So what can be done to mitigate these issues of ethics, consistency, and legality? Cathy O'Neil, data science consultant and author of Weapons of Math Destruction, proposes an ethical matrix for helping organizations think about and deal with these issues. As O'Neil explains, "algorithms themselves don't have ethics [poor or otherwise] but algorithms used in a context by humans do have ethics." When PredPol cites its non-use of demographic data as evidence of its lack of bias, the company is showcasing the model's results without full acknowledgement of its context. Regardless of the model, there are always going to be some tradeoff; do you want to minimize false positives or false negatives? do you want the highest possible accuracy? In Minority Report, the film's title comes from the situation in which one of the three precogs sees a different vision than the other two. This "minority report" is overruled by the visions of the other two precogs and the system reports the majority prediction to the PreCrime authorities to act upon. What if in fact the minority report is the correct one?
In the movie, an innocent person is then doomed to spend his/her eternity in a virtual reality prison. As we've seen far too often, the mistakes in our world can be just as costly.
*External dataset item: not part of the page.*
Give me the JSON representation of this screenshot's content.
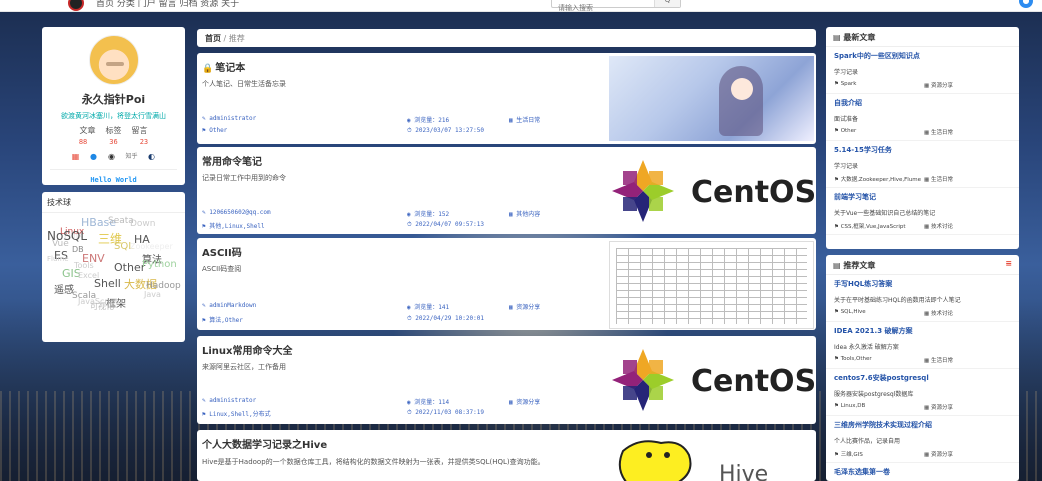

While predictive modeling can be an extremely powerful and useful tool, "with great power comes great responsibility."
When developing and utilizing a data science tool, remember to consider the following factors:
Are we complying with laws and regulations, including individuals' privacy rights?
Is data aggregation and linkage creating privacy or data security classification issues?
Are there any identifiable biases in the way the data is collected or used in the model? Can these issues be minimized?
How transparent is the model?
How are the model's predictions going to be utilized?
What are the consequences of such results and the associated cost-benefits?
Machine learning and artificial intelligence systems certainly have a multitude of applications as people seek to use the growing amount of data collected in the world today. However, these tools are not one size fits all. Context matters and it's important to start with a clear understanding of the opportunities and risks throughout your project from data collection to model development to end-use.
We at the Boulevard Consulting Group pride ourselves on providing not only the technical expertise to utilize the latest in machine learning techniques, but also the strategy and operations experience to craft solutions customized and optimized for each client. If you're interested in learning more about Boulevard's services, or simply want to talk about data ethics in sci-fi movies, visit our website and reach out!
About the Author
Will Karnasiewicz is an Associate at Boulevard with a focus on data science, software engineering, and financial valuation. He has earned a M.S. in Finance from Washington University in St. Louis, and a B.A. in Economics from Georgetown University. He is a holder of the chartered financial analyst (CFA®) designation from the CFA® Institute.